When new properties are developed, they’re now usually geared toward middle- and higher-income households, partly because of the pressures on builders from rising costs for land, provides and labor — all prices which have sharply elevated through the pandemic. In consequence, low-income and inexpensive housing tasks have gotten unaffordable for builders, according to Pew Stateline.
“We have now partly been in a growth increase over the past 18 months,” however the typical rents for these properties are about $1,700 to $1,800 a month, Bailey mentioned on the listening to. “The median renter can solely afford about $1,000 month.”
Housing shortages and affordability points are hurting the economic system, mentioned Senator Jon Tester, a Democrat from Montana.
“We have now an issue,” he mentioned. “It’s having some main impacts on financial development in small cities as a result of there is not any place for the workforce to reside, no place for entrepreneurs to reside.”
Widening wealth inequality

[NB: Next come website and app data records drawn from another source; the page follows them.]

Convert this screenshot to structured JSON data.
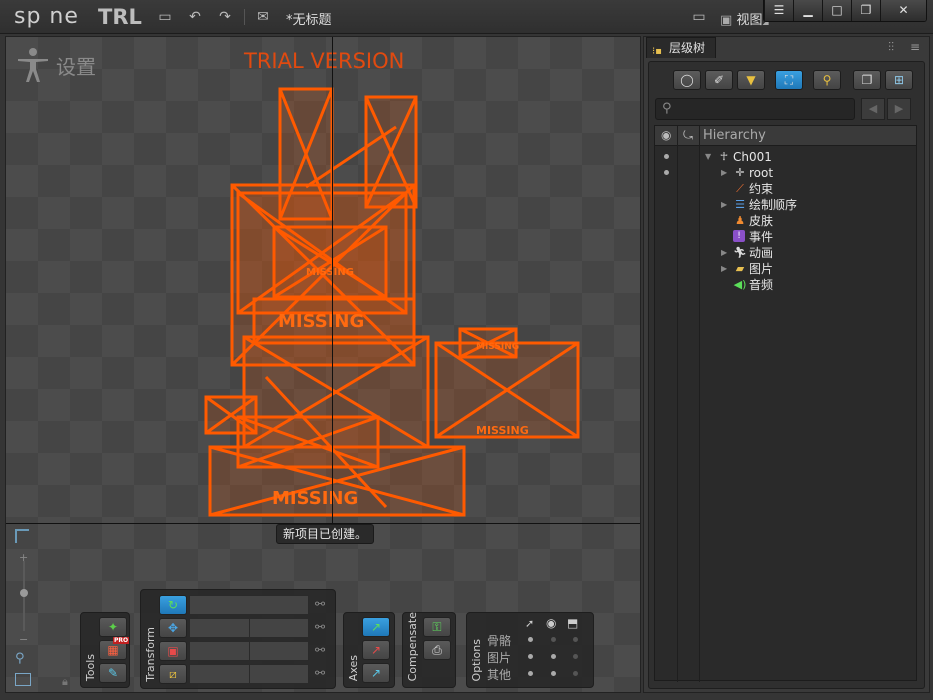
{
  "app": {
    "logo": "sp ne",
    "edition": "TRL",
    "document_title": "*无标题",
    "view_menu_label": "视图"
  },
  "viewport": {
    "title": "设置",
    "watermark": "TRIAL VERSION",
    "status_message": "新项目已创建。",
    "missing_label": "MISSING"
  },
  "toolbar": {
    "tools_label": "Tools",
    "transform_label": "Transform",
    "axes_label": "Axes",
    "compensate_label": "Compensate",
    "options_label": "Options",
    "pro_badge": "PRO",
    "options_rows": [
      "骨骼",
      "图片",
      "其他"
    ]
  },
  "panel": {
    "tab_label": "层级树",
    "tree_header": "Hierarchy",
    "tree": [
      {
        "label": "Ch001",
        "icon": "skeleton-icon",
        "arrow": "▼"
      },
      {
        "label": "root",
        "icon": "bone-icon",
        "arrow": "▶"
      },
      {
        "label": "约束",
        "icon": "constraint-icon",
        "arrow": ""
      },
      {
        "label": "绘制顺序",
        "icon": "draw-order-icon",
        "arrow": "▶"
      },
      {
        "label": "皮肤",
        "icon": "skin-icon",
        "arrow": ""
      },
      {
        "label": "事件",
        "icon": "event-icon",
        "arrow": ""
      },
      {
        "label": "动画",
        "icon": "animation-icon",
        "arrow": "▶"
      },
      {
        "label": "图片",
        "icon": "images-icon",
        "arrow": "▶"
      },
      {
        "label": "音频",
        "icon": "audio-icon",
        "arrow": ""
      }
    ]
  },
  "colors": {
    "accent_orange": "#ff5a00",
    "active_blue": "#2a8fd0",
    "trial_red": "#e04a10"
  }
}
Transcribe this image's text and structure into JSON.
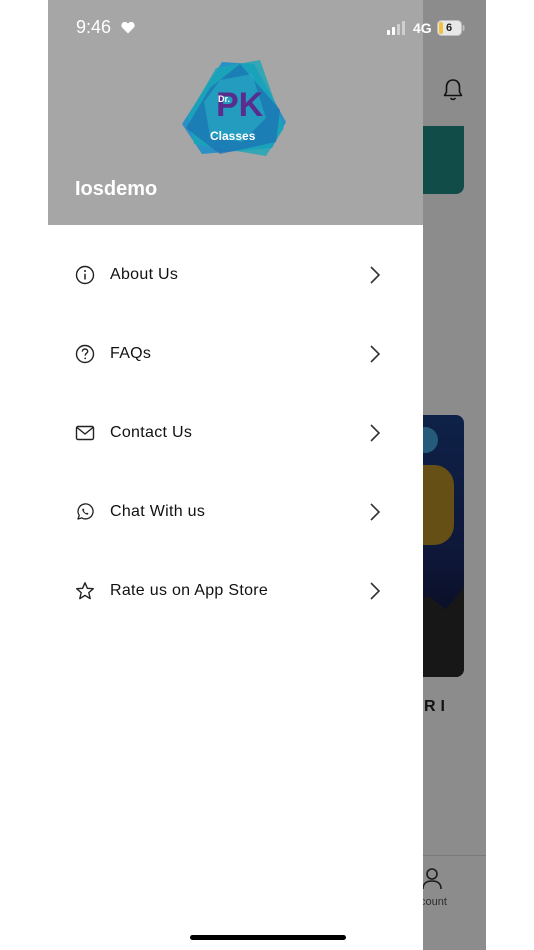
{
  "status_bar": {
    "time": "9:46",
    "network": "4G",
    "battery": "6"
  },
  "header": {
    "logo_dr": "Dr.",
    "logo_pk": "PK",
    "logo_classes": "Classes",
    "username": "Iosdemo"
  },
  "menu": {
    "items": [
      {
        "label": "About Us",
        "icon": "info-icon"
      },
      {
        "label": "FAQs",
        "icon": "question-icon"
      },
      {
        "label": "Contact Us",
        "icon": "mail-icon"
      },
      {
        "label": "Chat With us",
        "icon": "whatsapp-icon"
      },
      {
        "label": "Rate us on App Store",
        "icon": "star-icon"
      }
    ]
  },
  "background_app": {
    "caption_fragment": "RI",
    "tab_account_label": "count"
  },
  "colors": {
    "header_bg": "#a6a6a6",
    "overlay": "rgba(0,0,0,0.45)",
    "logo_teal": "#1a9fb0",
    "logo_purple": "#5a2c8e"
  }
}
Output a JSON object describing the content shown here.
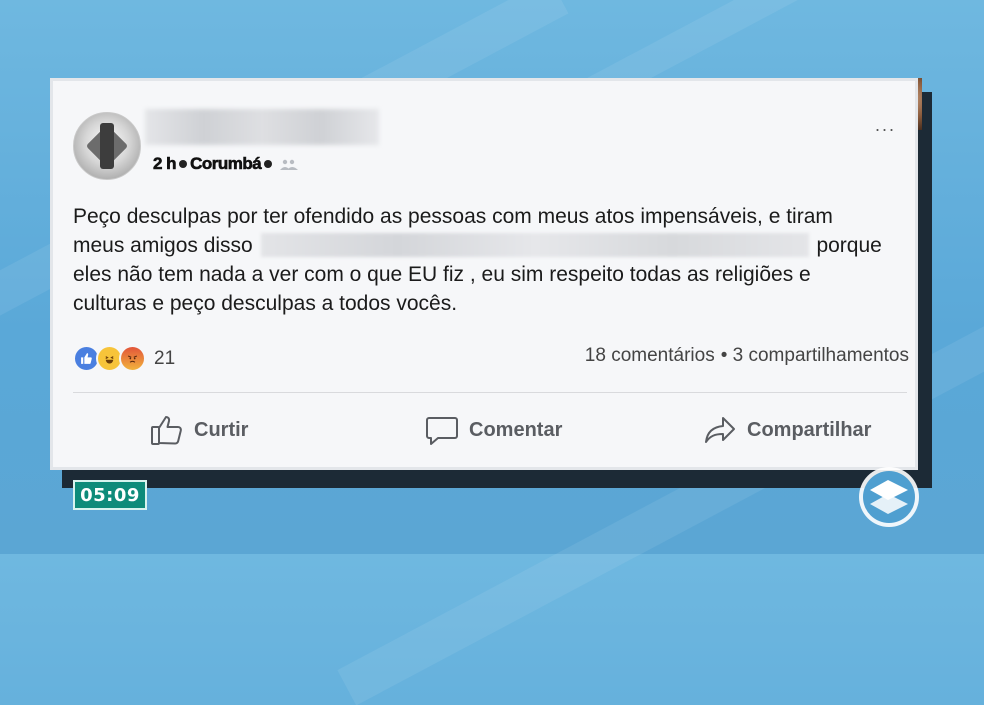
{
  "post": {
    "meta_time": "2 h",
    "meta_location": "Corumbá",
    "more_label": "...",
    "text_line1": "Peço desculpas por ter ofendido as pessoas com meus atos impensáveis, e tiram",
    "text_line2_before": "meus amigos disso",
    "text_line2_after": "porque",
    "text_line3": "eles não tem nada a ver com o que EU fiz , eu sim respeito todas as religiões e",
    "text_line4": "culturas e peço desculpas a todos vocês.",
    "reaction_icons": [
      "like-icon",
      "haha-icon",
      "angry-icon"
    ],
    "reaction_count": "21",
    "comments_count": "18 comentários",
    "shares_count": "• 3 compartilhamentos"
  },
  "actions": {
    "like_label": "Curtir",
    "comment_label": "Comentar",
    "share_label": "Compartilhar"
  },
  "broadcast": {
    "clock": "05:09"
  },
  "colors": {
    "background": "#5aa8d8",
    "card": "#f6f7f9",
    "like_blue": "#4a7fe0",
    "timestamp_green": "#0e8b7a"
  }
}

Altering zoning legal guidelines and supporting funding for extra inexpensive housing are among the many methods that might assist alleviate the housing scarcity disaster, Kingsella mentioned. As an example, areas which have job alternatives and powerful infrastructure, however lack ample housing, might assist as much as 40% better housing density, the Up For Progress report famous.
“It means supporting extra houses and [Accessory Dwelling Units] and duplexes and triplexes and displaying up at metropolis council conferences and saying sure to extra housing,” he mentioned.
With out increasing the nation’s housing provide, briefly, the market’s dynamics aren’t prone to change. A continued scarcity will profit current owners, with out serving to these with decrease charges of homeownership, equivalent to Black Individuals, consultants say.
“If we’re elevating demand however not rising provide, many of the advantages would go to present homeowners, who are typically White Individuals,” famous Lawrence Yun, chief economist on the Nationwide Affiliation of Realtors, on the Senate listening to.
It’d really feel good for present owners to see their Zillow “Zestimate” rising every year, however surging house costs divorced from an analogous surge in family incomes are contributing to widening wealth inequality, Kingsella famous.
As a result of house costs are rising a lot sooner than incomes, present owners are rising their wealth at a sooner tempo than individuals who cannot get a foothold into the housing market, Kingsella mentioned. “We’re seeing housing prices particularly driving revenue and wealth inequality,” he added.
— With reporting from Irina Ivanova